_REQUIREMENT_.
Restate each entry below exactly; pictures stay out of the copy.

+++

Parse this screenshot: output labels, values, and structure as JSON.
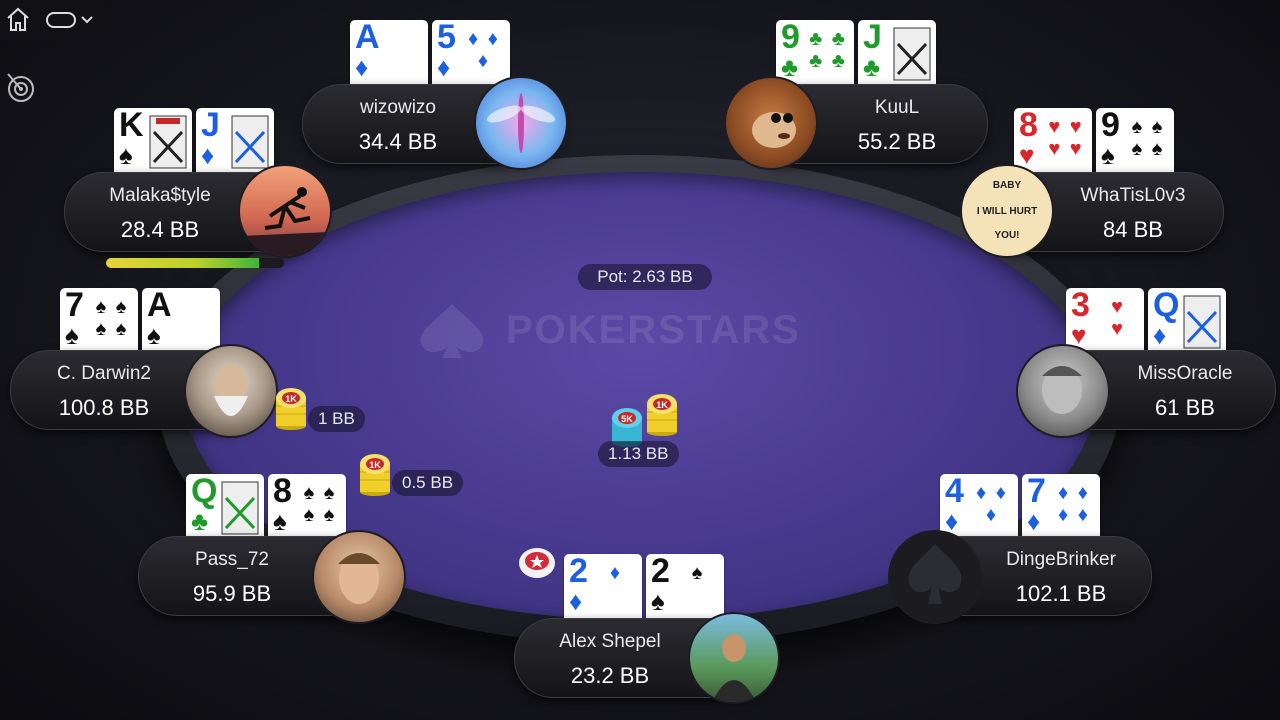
{
  "pot": {
    "label": "Pot: 2.63 BB"
  },
  "brand": {
    "watermark": "POKERSTARS"
  },
  "center_bet": {
    "amount": "1.13 BB",
    "chips": [
      "5K",
      "1K"
    ]
  },
  "colors": {
    "felt": "#46388c",
    "timer_start": "#e6d23a",
    "timer_end": "#3fb53a",
    "diamonds": "#1c5fe0",
    "clubs": "#1f9a2b",
    "hearts": "#d8262a"
  },
  "timer": {
    "fraction_remaining": 0.86
  },
  "players": {
    "wizowizo": {
      "name": "wizowizo",
      "stack": "34.4 BB",
      "cards": [
        {
          "rank": "A",
          "suit": "diamonds"
        },
        {
          "rank": "5",
          "suit": "diamonds"
        }
      ]
    },
    "kuul": {
      "name": "KuuL",
      "stack": "55.2 BB",
      "cards": [
        {
          "rank": "9",
          "suit": "clubs"
        },
        {
          "rank": "J",
          "suit": "clubs"
        }
      ]
    },
    "malaka": {
      "name": "Malaka$tyle",
      "stack": "28.4 BB",
      "cards": [
        {
          "rank": "K",
          "suit": "spades"
        },
        {
          "rank": "J",
          "suit": "diamonds"
        }
      ]
    },
    "whatislov3": {
      "name": "WhaTisL0v3",
      "stack": "84 BB",
      "cards": [
        {
          "rank": "8",
          "suit": "hearts"
        },
        {
          "rank": "9",
          "suit": "spades"
        }
      ],
      "avatar_text": [
        "BABY",
        "I WILL HURT",
        "YOU!"
      ]
    },
    "darwin": {
      "name": "C. Darwin2",
      "stack": "100.8 BB",
      "cards": [
        {
          "rank": "7",
          "suit": "spades"
        },
        {
          "rank": "A",
          "suit": "spades"
        }
      ],
      "bet": "1 BB",
      "bet_chip": "1K"
    },
    "missoracle": {
      "name": "MissOracle",
      "stack": "61 BB",
      "cards": [
        {
          "rank": "3",
          "suit": "hearts"
        },
        {
          "rank": "Q",
          "suit": "diamonds"
        }
      ]
    },
    "pass72": {
      "name": "Pass_72",
      "stack": "95.9 BB",
      "cards": [
        {
          "rank": "Q",
          "suit": "clubs"
        },
        {
          "rank": "8",
          "suit": "spades"
        }
      ],
      "bet": "0.5 BB",
      "bet_chip": "1K"
    },
    "dinge": {
      "name": "DingeBrinker",
      "stack": "102.1 BB",
      "cards": [
        {
          "rank": "4",
          "suit": "diamonds"
        },
        {
          "rank": "7",
          "suit": "diamonds"
        }
      ]
    },
    "alex": {
      "name": "Alex Shepel",
      "stack": "23.2 BB",
      "cards": [
        {
          "rank": "2",
          "suit": "diamonds"
        },
        {
          "rank": "2",
          "suit": "spades"
        }
      ]
    }
  },
  "icons": {
    "home": "home-icon",
    "toggle": "toggle-icon",
    "target": "target-icon",
    "dealer": "dealer-button-icon"
  }
}
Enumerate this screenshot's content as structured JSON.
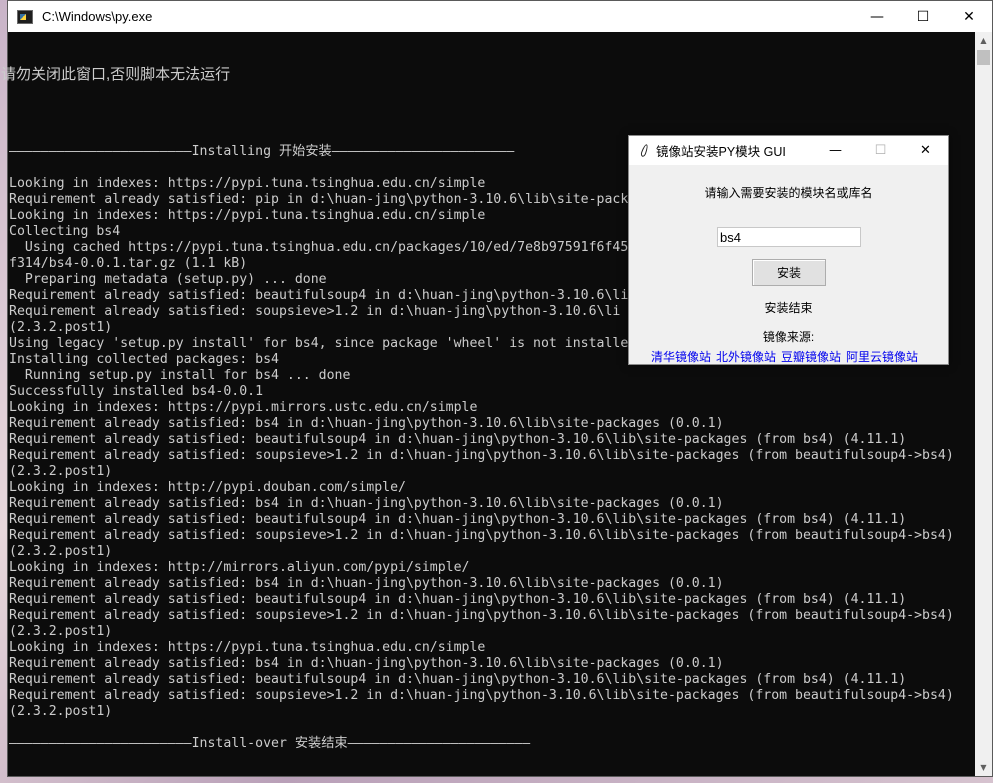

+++

_ANSWER SECTION_.
Parse this screenshot: output labels, values, and structure as JSON.
{
  "pot": {
    "label": "Pot: 2.63 BB"
  },
  "brand": {
    "watermark": "POKERSTARS"
  },
  "center_bet": {
    "amount": "1.13 BB",
    "chips": [
      "5K",
      "1K"
    ]
  },
  "colors": {
    "felt": "#46388c",
    "timer_start": "#e6d23a",
    "timer_end": "#3fb53a",
    "diamonds": "#1c5fe0",
    "clubs": "#1f9a2b",
    "hearts": "#d8262a"
  },
  "timer": {
    "fraction_remaining": 0.86
  },
  "players": {
    "wizowizo": {
      "name": "wizowizo",
      "stack": "34.4 BB",
      "cards": [
        {
          "rank": "A",
          "suit": "diamonds"
        },
        {
          "rank": "5",
          "suit": "diamonds"
        }
      ]
    },
    "kuul": {
      "name": "KuuL",
      "stack": "55.2 BB",
      "cards": [
        {
          "rank": "9",
          "suit": "clubs"
        },
        {
          "rank": "J",
          "suit": "clubs"
        }
      ]
    },
    "malaka": {
      "name": "Malaka$tyle",
      "stack": "28.4 BB",
      "cards": [
        {
          "rank": "K",
          "suit": "spades"
        },
        {
          "rank": "J",
          "suit": "diamonds"
        }
      ]
    },
    "whatislov3": {
      "name": "WhaTisL0v3",
      "stack": "84 BB",
      "cards": [
        {
          "rank": "8",
          "suit": "hearts"
        },
        {
          "rank": "9",
          "suit": "spades"
        }
      ],
      "avatar_text": [
        "BABY",
        "I WILL HURT",
        "YOU!"
      ]
    },
    "darwin": {
      "name": "C. Darwin2",
      "stack": "100.8 BB",
      "cards": [
        {
          "rank": "7",
          "suit": "spades"
        },
        {
          "rank": "A",
          "suit": "spades"
        }
      ],
      "bet": "1 BB",
      "bet_chip": "1K"
    },
    "missoracle": {
      "name": "MissOracle",
      "stack": "61 BB",
      "cards": [
        {
          "rank": "3",
          "suit": "hearts"
        },
        {
          "rank": "Q",
          "suit": "diamonds"
        }
      ]
    },
    "pass72": {
      "name": "Pass_72",
      "stack": "95.9 BB",
      "cards": [
        {
          "rank": "Q",
          "suit": "clubs"
        },
        {
          "rank": "8",
          "suit": "spades"
        }
      ],
      "bet": "0.5 BB",
      "bet_chip": "1K"
    },
    "dinge": {
      "name": "DingeBrinker",
      "stack": "102.1 BB",
      "cards": [
        {
          "rank": "4",
          "suit": "diamonds"
        },
        {
          "rank": "7",
          "suit": "diamonds"
        }
      ]
    },
    "alex": {
      "name": "Alex Shepel",
      "stack": "23.2 BB",
      "cards": [
        {
          "rank": "2",
          "suit": "diamonds"
        },
        {
          "rank": "2",
          "suit": "spades"
        }
      ]
    }
  },
  "icons": {
    "home": "home-icon",
    "toggle": "toggle-icon",
    "target": "target-icon",
    "dealer": "dealer-button-icon"
  }
}
Enumerate this screenshot's content as structured JSON.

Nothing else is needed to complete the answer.